Where a line holds the word "author", copy that line from the data below.

___ Given records ___

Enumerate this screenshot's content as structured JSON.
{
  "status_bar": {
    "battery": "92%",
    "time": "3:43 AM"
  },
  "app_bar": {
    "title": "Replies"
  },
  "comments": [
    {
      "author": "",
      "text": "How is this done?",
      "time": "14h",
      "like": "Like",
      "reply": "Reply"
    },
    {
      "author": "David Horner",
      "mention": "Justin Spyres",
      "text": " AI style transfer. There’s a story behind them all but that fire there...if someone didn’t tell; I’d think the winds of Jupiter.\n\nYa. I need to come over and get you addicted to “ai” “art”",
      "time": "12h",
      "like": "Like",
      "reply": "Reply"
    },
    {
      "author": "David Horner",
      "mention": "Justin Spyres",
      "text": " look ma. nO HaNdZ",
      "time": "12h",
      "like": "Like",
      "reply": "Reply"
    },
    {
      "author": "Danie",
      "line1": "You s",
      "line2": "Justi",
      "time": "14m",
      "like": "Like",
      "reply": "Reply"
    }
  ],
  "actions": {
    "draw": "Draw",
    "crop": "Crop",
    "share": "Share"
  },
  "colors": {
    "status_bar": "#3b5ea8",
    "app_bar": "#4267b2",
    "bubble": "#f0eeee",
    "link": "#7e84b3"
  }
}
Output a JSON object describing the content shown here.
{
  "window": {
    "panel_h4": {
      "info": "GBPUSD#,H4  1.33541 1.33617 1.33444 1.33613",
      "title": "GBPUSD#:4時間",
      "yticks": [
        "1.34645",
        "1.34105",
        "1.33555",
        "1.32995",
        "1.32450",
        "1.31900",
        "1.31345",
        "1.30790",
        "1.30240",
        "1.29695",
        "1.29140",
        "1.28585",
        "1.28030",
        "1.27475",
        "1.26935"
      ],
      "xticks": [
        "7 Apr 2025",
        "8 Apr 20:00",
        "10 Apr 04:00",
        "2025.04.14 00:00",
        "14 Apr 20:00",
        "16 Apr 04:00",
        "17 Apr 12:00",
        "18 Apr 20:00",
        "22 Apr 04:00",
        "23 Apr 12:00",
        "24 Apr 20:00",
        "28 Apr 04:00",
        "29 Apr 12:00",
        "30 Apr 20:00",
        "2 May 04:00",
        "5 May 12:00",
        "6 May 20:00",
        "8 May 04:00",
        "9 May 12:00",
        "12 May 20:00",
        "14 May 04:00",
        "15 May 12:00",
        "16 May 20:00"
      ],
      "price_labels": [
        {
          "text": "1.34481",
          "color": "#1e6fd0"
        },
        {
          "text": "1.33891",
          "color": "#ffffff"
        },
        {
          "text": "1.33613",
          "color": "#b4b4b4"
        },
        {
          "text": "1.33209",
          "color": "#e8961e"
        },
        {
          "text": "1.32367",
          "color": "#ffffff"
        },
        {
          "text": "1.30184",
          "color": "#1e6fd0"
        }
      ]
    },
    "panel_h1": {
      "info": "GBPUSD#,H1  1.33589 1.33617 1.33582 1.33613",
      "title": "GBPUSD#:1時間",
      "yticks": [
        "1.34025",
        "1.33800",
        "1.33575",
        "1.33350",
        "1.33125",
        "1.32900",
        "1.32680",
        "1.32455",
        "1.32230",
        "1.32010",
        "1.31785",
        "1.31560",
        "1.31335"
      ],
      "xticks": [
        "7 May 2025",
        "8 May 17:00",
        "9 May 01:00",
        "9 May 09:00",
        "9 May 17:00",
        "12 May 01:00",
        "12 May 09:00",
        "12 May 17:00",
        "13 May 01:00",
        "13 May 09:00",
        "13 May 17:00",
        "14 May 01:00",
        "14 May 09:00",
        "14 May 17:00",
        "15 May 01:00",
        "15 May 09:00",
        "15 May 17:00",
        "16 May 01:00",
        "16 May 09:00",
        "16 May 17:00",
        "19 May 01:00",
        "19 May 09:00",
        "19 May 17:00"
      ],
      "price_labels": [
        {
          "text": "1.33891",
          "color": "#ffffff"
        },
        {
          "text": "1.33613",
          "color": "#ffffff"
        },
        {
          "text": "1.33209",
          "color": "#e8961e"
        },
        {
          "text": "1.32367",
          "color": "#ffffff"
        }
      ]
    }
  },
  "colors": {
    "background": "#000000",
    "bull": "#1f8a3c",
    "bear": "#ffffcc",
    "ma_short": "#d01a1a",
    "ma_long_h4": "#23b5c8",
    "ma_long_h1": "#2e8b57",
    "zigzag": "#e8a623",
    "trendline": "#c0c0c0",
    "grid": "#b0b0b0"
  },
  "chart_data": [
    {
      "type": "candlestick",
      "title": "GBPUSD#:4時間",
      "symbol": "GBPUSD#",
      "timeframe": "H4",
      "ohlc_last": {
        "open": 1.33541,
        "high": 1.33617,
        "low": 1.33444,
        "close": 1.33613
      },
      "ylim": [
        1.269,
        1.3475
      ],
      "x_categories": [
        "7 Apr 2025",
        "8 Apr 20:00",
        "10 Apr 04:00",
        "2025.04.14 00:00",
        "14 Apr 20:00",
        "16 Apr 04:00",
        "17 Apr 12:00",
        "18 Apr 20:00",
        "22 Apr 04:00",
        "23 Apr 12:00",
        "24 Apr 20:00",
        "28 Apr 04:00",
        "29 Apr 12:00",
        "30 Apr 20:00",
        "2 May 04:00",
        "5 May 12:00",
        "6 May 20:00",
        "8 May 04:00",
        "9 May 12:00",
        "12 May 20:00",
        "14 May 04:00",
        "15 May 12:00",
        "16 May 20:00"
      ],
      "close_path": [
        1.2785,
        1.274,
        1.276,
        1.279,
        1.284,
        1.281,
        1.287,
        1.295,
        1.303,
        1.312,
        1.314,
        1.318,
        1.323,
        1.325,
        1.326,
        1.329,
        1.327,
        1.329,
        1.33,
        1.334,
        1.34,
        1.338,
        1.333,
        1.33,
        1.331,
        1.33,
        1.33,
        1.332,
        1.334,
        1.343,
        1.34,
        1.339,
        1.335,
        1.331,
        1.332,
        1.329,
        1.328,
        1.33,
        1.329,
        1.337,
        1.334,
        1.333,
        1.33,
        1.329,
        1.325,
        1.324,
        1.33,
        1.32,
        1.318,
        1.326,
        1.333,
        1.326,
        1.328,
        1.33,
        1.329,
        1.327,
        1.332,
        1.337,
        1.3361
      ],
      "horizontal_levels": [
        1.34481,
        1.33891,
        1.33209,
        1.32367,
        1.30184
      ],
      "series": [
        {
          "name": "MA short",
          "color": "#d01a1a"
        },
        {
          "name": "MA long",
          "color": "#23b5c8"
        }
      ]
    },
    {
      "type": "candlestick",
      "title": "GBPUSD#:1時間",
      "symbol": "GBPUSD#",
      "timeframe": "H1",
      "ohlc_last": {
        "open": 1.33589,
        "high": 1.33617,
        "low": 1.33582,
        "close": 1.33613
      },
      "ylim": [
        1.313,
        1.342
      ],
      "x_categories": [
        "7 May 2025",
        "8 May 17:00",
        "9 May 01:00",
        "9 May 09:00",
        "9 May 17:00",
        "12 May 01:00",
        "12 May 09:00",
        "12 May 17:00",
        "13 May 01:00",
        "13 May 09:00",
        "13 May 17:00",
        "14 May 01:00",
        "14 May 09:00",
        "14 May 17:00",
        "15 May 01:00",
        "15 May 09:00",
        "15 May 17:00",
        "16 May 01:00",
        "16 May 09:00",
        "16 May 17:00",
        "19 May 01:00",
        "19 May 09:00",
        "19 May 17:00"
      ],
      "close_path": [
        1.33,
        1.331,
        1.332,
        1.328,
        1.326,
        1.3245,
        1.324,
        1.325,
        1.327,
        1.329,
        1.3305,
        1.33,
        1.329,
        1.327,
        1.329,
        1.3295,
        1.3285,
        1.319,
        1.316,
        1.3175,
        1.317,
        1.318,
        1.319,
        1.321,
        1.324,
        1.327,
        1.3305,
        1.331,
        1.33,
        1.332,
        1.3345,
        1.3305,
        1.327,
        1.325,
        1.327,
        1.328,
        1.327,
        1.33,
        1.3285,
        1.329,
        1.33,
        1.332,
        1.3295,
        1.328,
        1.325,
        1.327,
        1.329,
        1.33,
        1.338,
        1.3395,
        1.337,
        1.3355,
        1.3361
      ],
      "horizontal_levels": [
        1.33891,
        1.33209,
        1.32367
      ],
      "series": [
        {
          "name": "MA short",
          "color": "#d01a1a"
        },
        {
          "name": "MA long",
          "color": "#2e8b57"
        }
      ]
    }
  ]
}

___

— Answer to this task —
      "author": "",
      "author": "David Horner",
      "author": "David Horner",
      "author": "Danie",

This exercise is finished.